Time has trailed lengthily since met At Pummery Fair Those panting thousands in their wet And woolly wear: And every flock long since has bled, And all the dripping buyers have sped, And the hoarse auctioneer is dead, Who ‘Going – going I’ so often said, As he consigned to doom each meek, mewed band At Pummery Fair.
There are some heights in Wessex, shaped as if by a kindly hand For thinking, dreaming, dying on, and at crises when I stand, Say, on Ingpen Beacon eastward, or on Wylls-Neck westwardly, I seem where I was before my birth, and after death may be.
In the lowlands I have no comrade, not even the lone man’s friend — Her who suffereth long and is kind; accepts what he is too weak to mend: Down there they are dubious and askance; there nobody thinks as I, But mind-chains do not clank where one’s next neighbour is the sky.
In the towns I am tracked by phantoms having weird detective ways — Shadows of beings who fellowed with myself of earlier days: They hang about at places, and they say harsh heavy things — Men with a wintry sneer, and women with tart disparagings.
Down there I seem to be false to myself, my simple self that was, And is not now, and I see him watching, wondering what crass cause Can have merged him into such a strange continuator as this, Who yet has something in common with himself, my chrysalis.
I cannot go to the great grey Plain; there’s a figure against the moon, Nobody sees it but I, and it makes my breast beat out of tune; I cannot go to the tall-spired town, being barred by the forms now passed For everybody but me, in whose long vision they stand there fast.
There’s a ghost at Yell’ham Bottom chiding loud at the fall of the night, There’s a ghost in Froom-side Vale, thin-lipped and vague, in a shroud of white, There is one in the railway train whenever I do not want it near, I see its profile against the pane, saying what I would not hear.

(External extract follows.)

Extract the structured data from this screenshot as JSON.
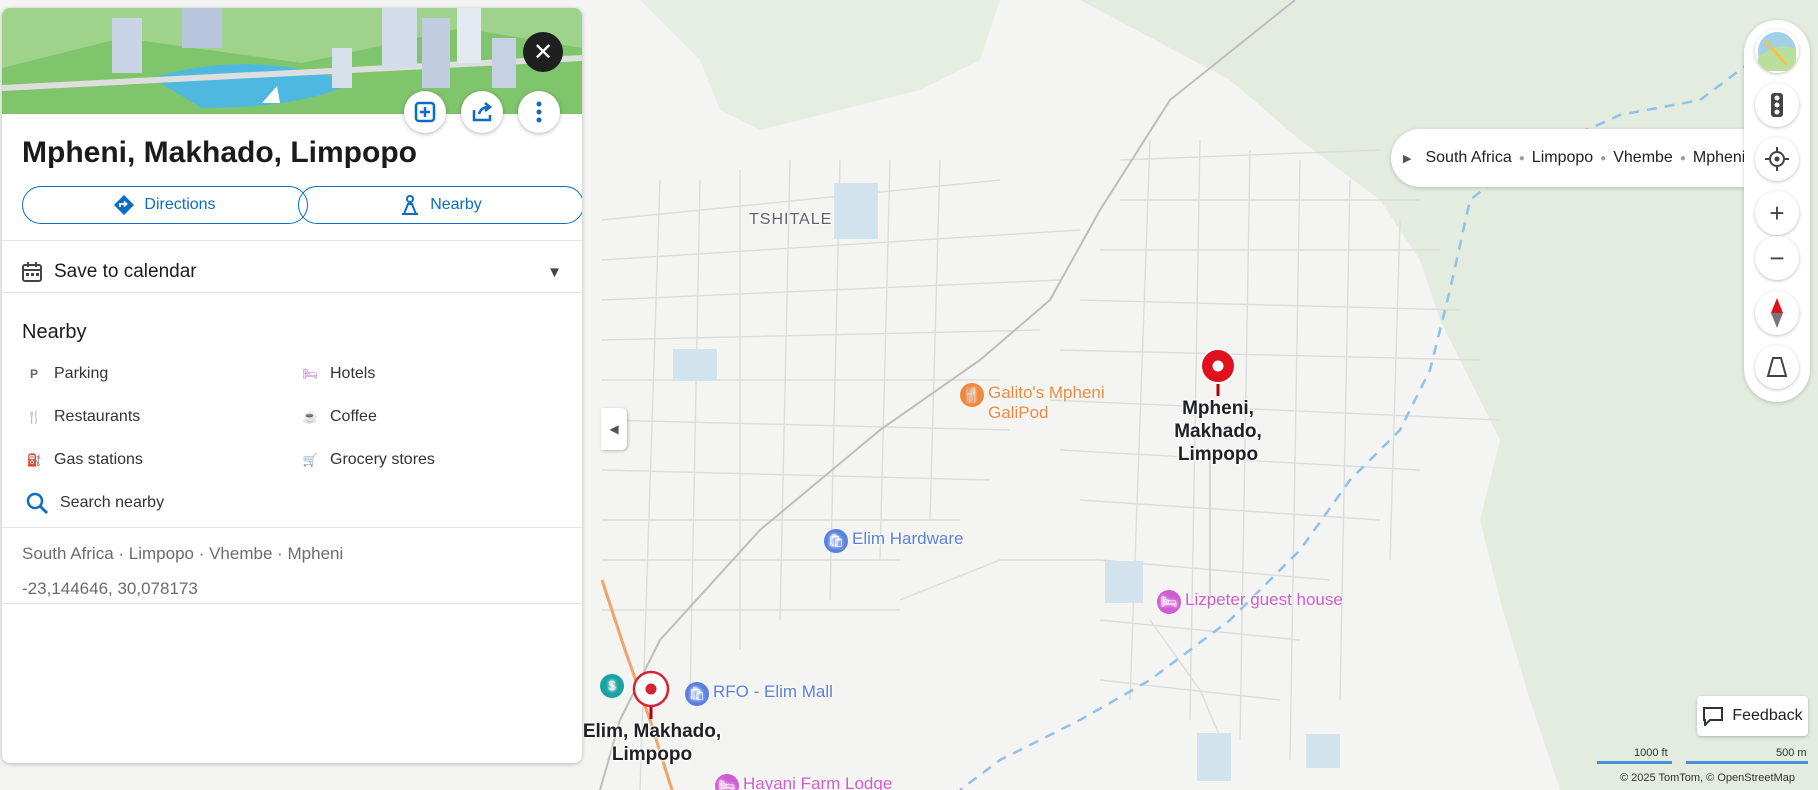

As for one rare fair woman, I am now but a thought of hers, I enter her mind and another thought succeeds me that she prefers; Yet my love for her in its fulness she herself even did not know; Well, time cures hearts of tenderness, and now I can let her go.
So I am found on Ingpen Beacon, or on Wylls-Neck to the west, Or else on homely Bulbarrow, or little Pilsdon Crest, Where men have never cared to haunt, nor women have walked with me, And ghosts then keep their distance; and I know some liberty.